This week, let’s talk about chocolate. “We did that already, Lisa”, I hear you saying, “remember last week? Snickers, Bounty, Galaxy, we got it.” Yeeeah, but can we really call that chocolate? Don’t we feel a bit uncomfortable every time we call Galaxy/Dove “chocolate”; knowing that this experience is miles away from what grounded cacao beans can truly be?
“Transcending beyond the ordinary limits”, Brady Brelinski promises us on his website. He’s the founding Member of the Manhattan Chocolate Society, and he has tried and rated 1800 dark chocolate bars over the last ten years. (If a chocolate transcends Brelinski, he gives it the highest rating, 5, “Elite”.)
This data gives me hope. When I tried 100% chocolate ten years ago and found it dry and bitter, it made me a bit sad. It meant (so I thought) that I don’t appreciate cacao enough. It meant that my career as a chocolate expert was over before it begun. But maybe I’ve been a top-notch cacao appreciator all this time! Maybe I was right in despising 100% chocolate! Because, yes: Brelinski doesn’t like it either. And he must know, right?
The evidence is clear: For all but four companies of the 17 shown, Brelinski rated their chocolates with more than 90% cacao the worst. And all but two companies would have a higher average rating on Brelinski’s list if they had not sold him their darkest chocolate. Seems like the sugar in chocolate is useful after all. If data vis will get boring at some point, there is a plan B.
This week, I chose a scatterplot for my data. “Wait a minute,” I hear you saying (you have a lot to say this week), “that’s clearly a dot plot.” How about we’re both right: It looks like a dot plot, but I did create it with the scatterplot feature in Datawrapper. A dot plot is basically just a scatterplot with “rows” – and the scatterplot feature gave me options (like tooltips and customized colors) that we don’t currently offer in our dot plot feature. Hover over the chart and click on “Edit this chart” to see how I created it!
The most interesting part of this chart might be the jittering. Every chocolate is rated at intervals of 0.25, e.g. as a 3.75, a 4.0 or a 4.25. Different chocolates from one maker can have the same ratings, though. For example, Brelinski gave six chocolates from Bonnat a 3.5-rating. Without jittering, the six triangles presenting these chocolates would lay exactly on top of each other. That makes it impossible to see how many chocolates got this rating, and it also makes it impossible to see the tooltips for all these triangles. “Jittering” means that I gave every triangle a slightly different (random) position on the x-axis, like 3.55 or 3.47. You can hover over all of them and can still see the actual rating in the tooltip. Read this footnote if you want to find out how to calculate these jittered ratings → .

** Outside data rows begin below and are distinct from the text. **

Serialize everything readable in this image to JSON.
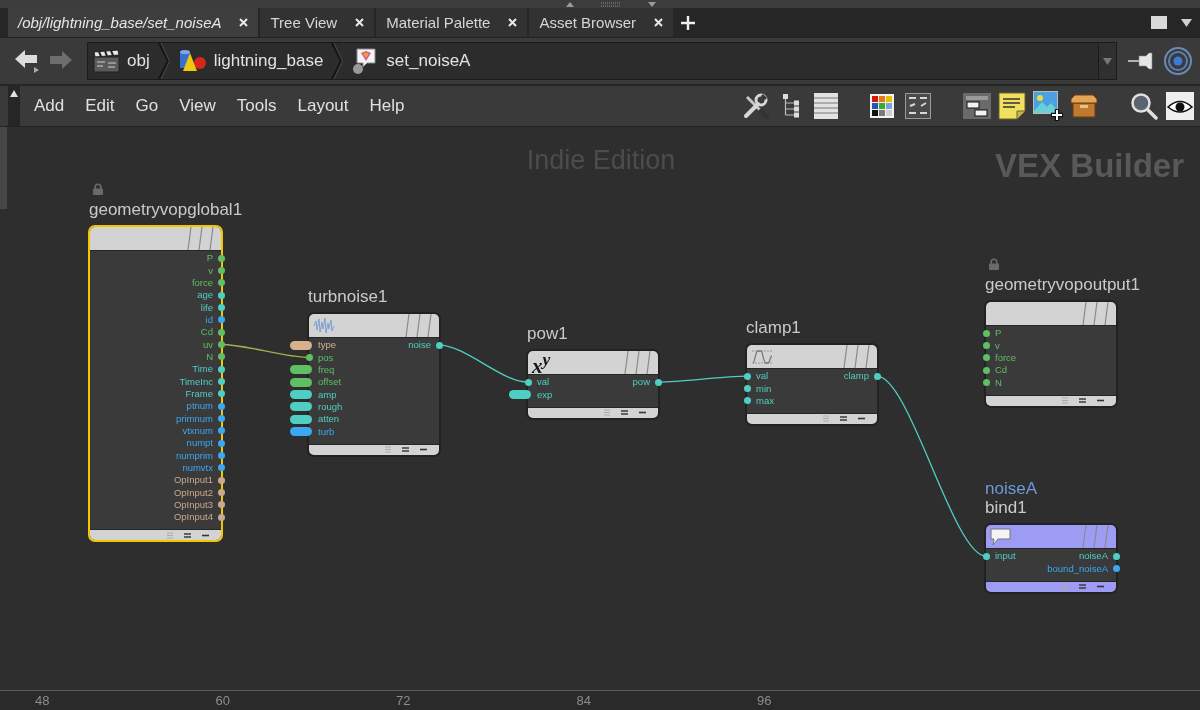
{
  "tabs": [
    {
      "label": "/obj/lightning_base/set_noiseA",
      "selected": true
    },
    {
      "label": "Tree View",
      "selected": false
    },
    {
      "label": "Material Palette",
      "selected": false
    },
    {
      "label": "Asset Browser",
      "selected": false
    }
  ],
  "path": [
    {
      "label": "obj"
    },
    {
      "label": "lightning_base"
    },
    {
      "label": "set_noiseA"
    }
  ],
  "menu": [
    "Add",
    "Edit",
    "Go",
    "View",
    "Tools",
    "Layout",
    "Help"
  ],
  "network": {
    "edition_label": "Indie Edition",
    "context_label": "VEX Builder",
    "nodes": [
      {
        "name": "geometryvopglobal1",
        "selected": true,
        "locked": true,
        "color": "#d3d3d3",
        "outputs": [
          {
            "name": "P",
            "color": "#5fbf63"
          },
          {
            "name": "v",
            "color": "#5fbf63"
          },
          {
            "name": "force",
            "color": "#5fbf63"
          },
          {
            "name": "age",
            "color": "#4fcfc3"
          },
          {
            "name": "life",
            "color": "#4fcfc3"
          },
          {
            "name": "id",
            "color": "#3aa8f2"
          },
          {
            "name": "Cd",
            "color": "#5fbf63"
          },
          {
            "name": "uv",
            "color": "#5fbf63"
          },
          {
            "name": "N",
            "color": "#5fbf63"
          },
          {
            "name": "Time",
            "color": "#4fcfc3"
          },
          {
            "name": "TimeInc",
            "color": "#4fcfc3"
          },
          {
            "name": "Frame",
            "color": "#4fcfc3"
          },
          {
            "name": "ptnum",
            "color": "#3aa8f2"
          },
          {
            "name": "primnum",
            "color": "#3aa8f2"
          },
          {
            "name": "vtxnum",
            "color": "#3aa8f2"
          },
          {
            "name": "numpt",
            "color": "#3aa8f2"
          },
          {
            "name": "numprim",
            "color": "#3aa8f2"
          },
          {
            "name": "numvtx",
            "color": "#3aa8f2"
          },
          {
            "name": "OpInput1",
            "color": "#c9a98d"
          },
          {
            "name": "OpInput2",
            "color": "#c9a98d"
          },
          {
            "name": "OpInput3",
            "color": "#c9a98d"
          },
          {
            "name": "OpInput4",
            "color": "#c9a98d"
          }
        ]
      },
      {
        "name": "turbnoise1",
        "selected": false,
        "locked": false,
        "color": "#d3d3d3",
        "inputs": [
          {
            "name": "type",
            "color": "#d9b08c",
            "kind": "pill"
          },
          {
            "name": "pos",
            "color": "#5fbf63",
            "kind": "dot"
          },
          {
            "name": "freq",
            "color": "#5fbf63",
            "kind": "pill"
          },
          {
            "name": "offset",
            "color": "#5fbf63",
            "kind": "pill"
          },
          {
            "name": "amp",
            "color": "#4fcfc3",
            "kind": "pill"
          },
          {
            "name": "rough",
            "color": "#4fcfc3",
            "kind": "pill"
          },
          {
            "name": "atten",
            "color": "#4fcfc3",
            "kind": "pill"
          },
          {
            "name": "turb",
            "color": "#3aa8f2",
            "kind": "pill"
          }
        ],
        "outputs": [
          {
            "name": "noise",
            "color": "#4fcfc3"
          }
        ]
      },
      {
        "name": "pow1",
        "selected": false,
        "locked": false,
        "color": "#d3d3d3",
        "header_glyph": "x$^{y}$",
        "inputs": [
          {
            "name": "val",
            "color": "#4fcfc3",
            "kind": "dot"
          },
          {
            "name": "exp",
            "color": "#4fcfc3",
            "kind": "pill"
          }
        ],
        "outputs": [
          {
            "name": "pow",
            "color": "#4fcfc3"
          }
        ]
      },
      {
        "name": "clamp1",
        "selected": false,
        "locked": false,
        "color": "#d3d3d3",
        "inputs": [
          {
            "name": "val",
            "color": "#4fcfc3",
            "kind": "dot"
          },
          {
            "name": "min",
            "color": "#4fcfc3",
            "kind": "dot"
          },
          {
            "name": "max",
            "color": "#4fcfc3",
            "kind": "dot"
          }
        ],
        "outputs": [
          {
            "name": "clamp",
            "color": "#4fcfc3"
          }
        ]
      },
      {
        "name": "geometryvopoutput1",
        "selected": false,
        "locked": true,
        "color": "#d3d3d3",
        "inputs": [
          {
            "name": "P",
            "color": "#5fbf63",
            "kind": "dot"
          },
          {
            "name": "v",
            "color": "#5fbf63",
            "kind": "dot"
          },
          {
            "name": "force",
            "color": "#5fbf63",
            "kind": "dot"
          },
          {
            "name": "Cd",
            "color": "#5fbf63",
            "kind": "dot"
          },
          {
            "name": "N",
            "color": "#5fbf63",
            "kind": "dot"
          }
        ]
      },
      {
        "name": "bind1",
        "selected": false,
        "locked": false,
        "color": "#9e9bf5",
        "parm_label": "noiseA",
        "inputs": [
          {
            "name": "input",
            "color": "#4fcfc3",
            "kind": "dot"
          }
        ],
        "outputs": [
          {
            "name": "noiseA",
            "color": "#4fcfc3"
          },
          {
            "name": "bound_noiseA",
            "color": "#3aa8f2"
          }
        ]
      }
    ]
  },
  "ruler": [
    "48",
    "60",
    "72",
    "84",
    "96"
  ]
}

Enjoy a chocolate bar or two…and I see you next Thursday!
You can calculate a jittered rating either in your spreadsheet application, like Excel or Google Spreadsheet; or directly in Datawrapper. I’ll explain the concept first.
What do we want to achieve? We want to replace every 3.5-rating with a new, slightly off jittered rating, that won’t interfere with the new, slightly off jittered ratings of the 3.25-ratings and the 3.75-ratings. So every rating gets a “buffer zone” in which its randomly assigned ratings can live. The buffer zone around each rating is 0.25. That’s 0.125 to each side – meaning, our 3.5-ratings should live between 3.375 and 3.625 (the 3.75 ratings will start at 3.625).
And that’s how we calculate it: We generate random numbers between 0 and 0.25 and add it to our ratings (3.5 + 0.21, 3.5 + 0.01, 3.5 + 0.19, etc.). Now all our jitter ratings are between 3.5 and 3.75. To bring them in the range of 3.375 and 3.625, we subtract 0.125.
In Excel, that’s
RAND()creates a number between 0 and 1. We divide it by 4 to get a number between 0 and 0.25.)
ratings + (Math.random()/4)-0.125. Done! Click on Close and admire your new column. ↩